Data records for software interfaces
━━━━━━━━

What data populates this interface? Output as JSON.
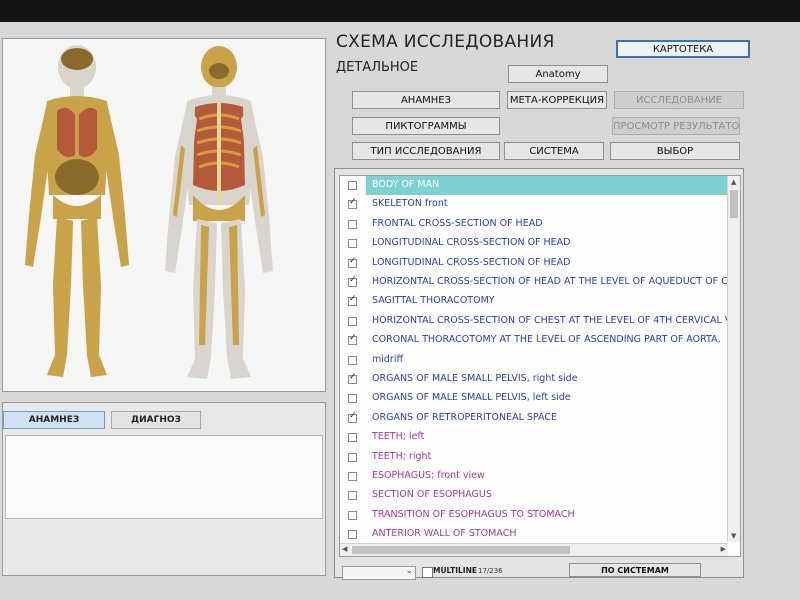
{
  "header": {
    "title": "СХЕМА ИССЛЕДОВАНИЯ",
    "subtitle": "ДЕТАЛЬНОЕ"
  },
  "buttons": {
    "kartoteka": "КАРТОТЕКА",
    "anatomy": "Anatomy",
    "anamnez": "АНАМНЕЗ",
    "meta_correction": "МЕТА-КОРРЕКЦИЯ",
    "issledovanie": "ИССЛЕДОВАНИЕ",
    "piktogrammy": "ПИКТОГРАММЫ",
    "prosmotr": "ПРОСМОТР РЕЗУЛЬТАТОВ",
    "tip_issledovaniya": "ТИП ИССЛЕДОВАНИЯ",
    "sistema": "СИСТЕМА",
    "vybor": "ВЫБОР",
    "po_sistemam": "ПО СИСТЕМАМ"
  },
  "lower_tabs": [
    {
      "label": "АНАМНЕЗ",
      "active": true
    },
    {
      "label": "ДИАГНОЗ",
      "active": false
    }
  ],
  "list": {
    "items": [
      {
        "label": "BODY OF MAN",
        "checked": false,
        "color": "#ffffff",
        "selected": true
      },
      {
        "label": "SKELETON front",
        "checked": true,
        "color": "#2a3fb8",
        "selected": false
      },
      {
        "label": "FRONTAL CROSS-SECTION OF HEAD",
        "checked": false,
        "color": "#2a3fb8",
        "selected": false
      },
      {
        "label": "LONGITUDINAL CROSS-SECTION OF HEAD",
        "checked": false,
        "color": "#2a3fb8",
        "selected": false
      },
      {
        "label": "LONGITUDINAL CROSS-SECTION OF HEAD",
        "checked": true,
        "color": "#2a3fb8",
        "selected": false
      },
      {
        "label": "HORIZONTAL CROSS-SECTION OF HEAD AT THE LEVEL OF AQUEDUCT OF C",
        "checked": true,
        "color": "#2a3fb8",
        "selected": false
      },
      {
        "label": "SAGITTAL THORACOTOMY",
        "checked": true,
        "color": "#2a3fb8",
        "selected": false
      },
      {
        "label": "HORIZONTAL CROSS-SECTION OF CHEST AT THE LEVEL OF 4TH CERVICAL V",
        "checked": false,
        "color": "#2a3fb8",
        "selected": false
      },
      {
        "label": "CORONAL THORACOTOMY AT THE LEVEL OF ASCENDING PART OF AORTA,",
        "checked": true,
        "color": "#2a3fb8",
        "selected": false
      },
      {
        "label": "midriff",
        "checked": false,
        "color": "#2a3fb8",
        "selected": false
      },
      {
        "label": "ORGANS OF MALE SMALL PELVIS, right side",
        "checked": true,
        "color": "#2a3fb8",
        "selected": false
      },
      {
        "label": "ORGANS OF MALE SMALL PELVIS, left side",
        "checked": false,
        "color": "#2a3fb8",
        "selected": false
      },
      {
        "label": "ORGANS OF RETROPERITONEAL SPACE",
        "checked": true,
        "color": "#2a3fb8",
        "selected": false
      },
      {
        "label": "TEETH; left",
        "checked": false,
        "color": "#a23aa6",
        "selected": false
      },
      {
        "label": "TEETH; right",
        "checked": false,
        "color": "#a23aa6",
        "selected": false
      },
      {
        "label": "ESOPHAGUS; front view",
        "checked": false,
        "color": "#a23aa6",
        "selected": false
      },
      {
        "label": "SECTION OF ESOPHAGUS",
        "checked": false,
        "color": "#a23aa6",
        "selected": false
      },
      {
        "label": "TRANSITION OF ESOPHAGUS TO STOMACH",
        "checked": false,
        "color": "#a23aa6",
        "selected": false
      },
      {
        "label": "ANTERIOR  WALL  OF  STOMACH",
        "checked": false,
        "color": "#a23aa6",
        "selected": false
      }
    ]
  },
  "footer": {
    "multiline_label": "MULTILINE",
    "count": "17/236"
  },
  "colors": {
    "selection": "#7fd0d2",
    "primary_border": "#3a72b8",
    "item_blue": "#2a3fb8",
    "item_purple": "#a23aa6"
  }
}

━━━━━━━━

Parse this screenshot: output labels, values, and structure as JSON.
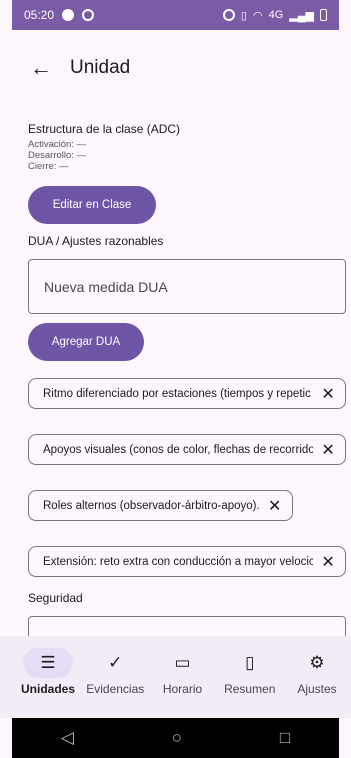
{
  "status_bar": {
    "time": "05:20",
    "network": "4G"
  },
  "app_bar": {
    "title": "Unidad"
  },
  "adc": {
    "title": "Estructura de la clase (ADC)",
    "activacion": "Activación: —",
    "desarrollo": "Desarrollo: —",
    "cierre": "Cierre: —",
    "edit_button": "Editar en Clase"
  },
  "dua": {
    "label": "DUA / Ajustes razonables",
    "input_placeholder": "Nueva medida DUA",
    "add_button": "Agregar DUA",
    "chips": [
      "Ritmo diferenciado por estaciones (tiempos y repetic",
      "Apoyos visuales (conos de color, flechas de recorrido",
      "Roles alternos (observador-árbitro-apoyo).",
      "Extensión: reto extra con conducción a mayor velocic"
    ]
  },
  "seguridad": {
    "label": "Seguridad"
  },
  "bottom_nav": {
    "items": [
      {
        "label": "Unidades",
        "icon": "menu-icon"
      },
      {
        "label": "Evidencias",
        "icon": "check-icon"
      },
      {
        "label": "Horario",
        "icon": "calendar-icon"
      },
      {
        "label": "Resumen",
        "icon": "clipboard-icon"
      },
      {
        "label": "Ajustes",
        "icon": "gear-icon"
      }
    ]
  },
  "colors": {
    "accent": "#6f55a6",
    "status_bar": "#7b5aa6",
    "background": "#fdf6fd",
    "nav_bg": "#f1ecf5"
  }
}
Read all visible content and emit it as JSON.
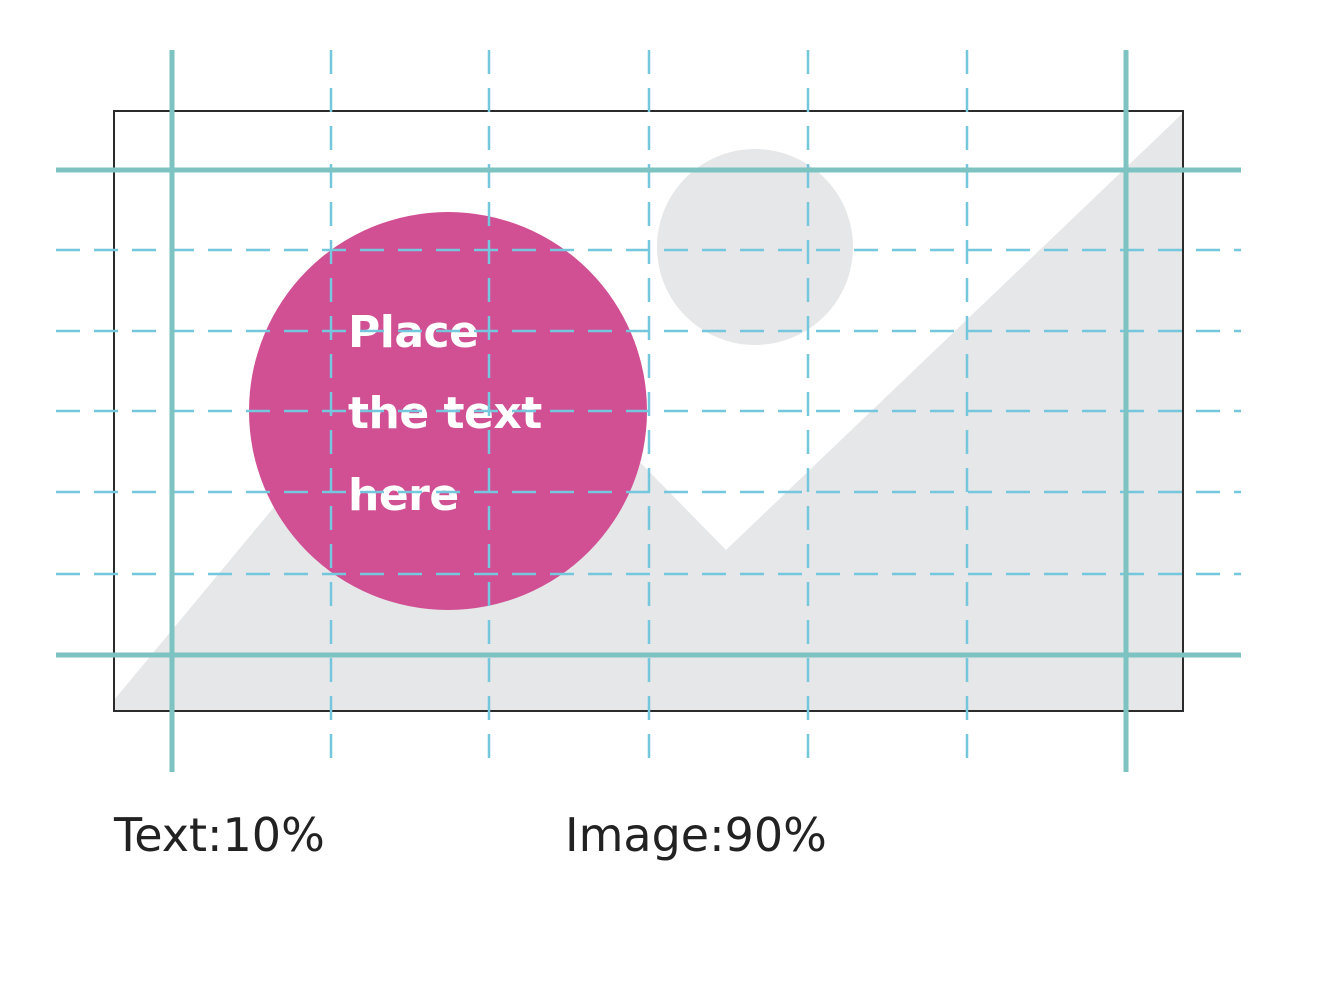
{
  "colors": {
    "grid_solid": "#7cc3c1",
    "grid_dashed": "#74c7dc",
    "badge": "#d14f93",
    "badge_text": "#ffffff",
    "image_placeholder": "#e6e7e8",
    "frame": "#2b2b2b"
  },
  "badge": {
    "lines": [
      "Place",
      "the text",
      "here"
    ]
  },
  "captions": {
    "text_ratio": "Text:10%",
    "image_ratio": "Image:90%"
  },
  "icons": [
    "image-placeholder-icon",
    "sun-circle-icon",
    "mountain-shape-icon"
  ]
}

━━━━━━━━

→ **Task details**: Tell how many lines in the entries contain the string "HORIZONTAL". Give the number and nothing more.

→ **Written solution**: 2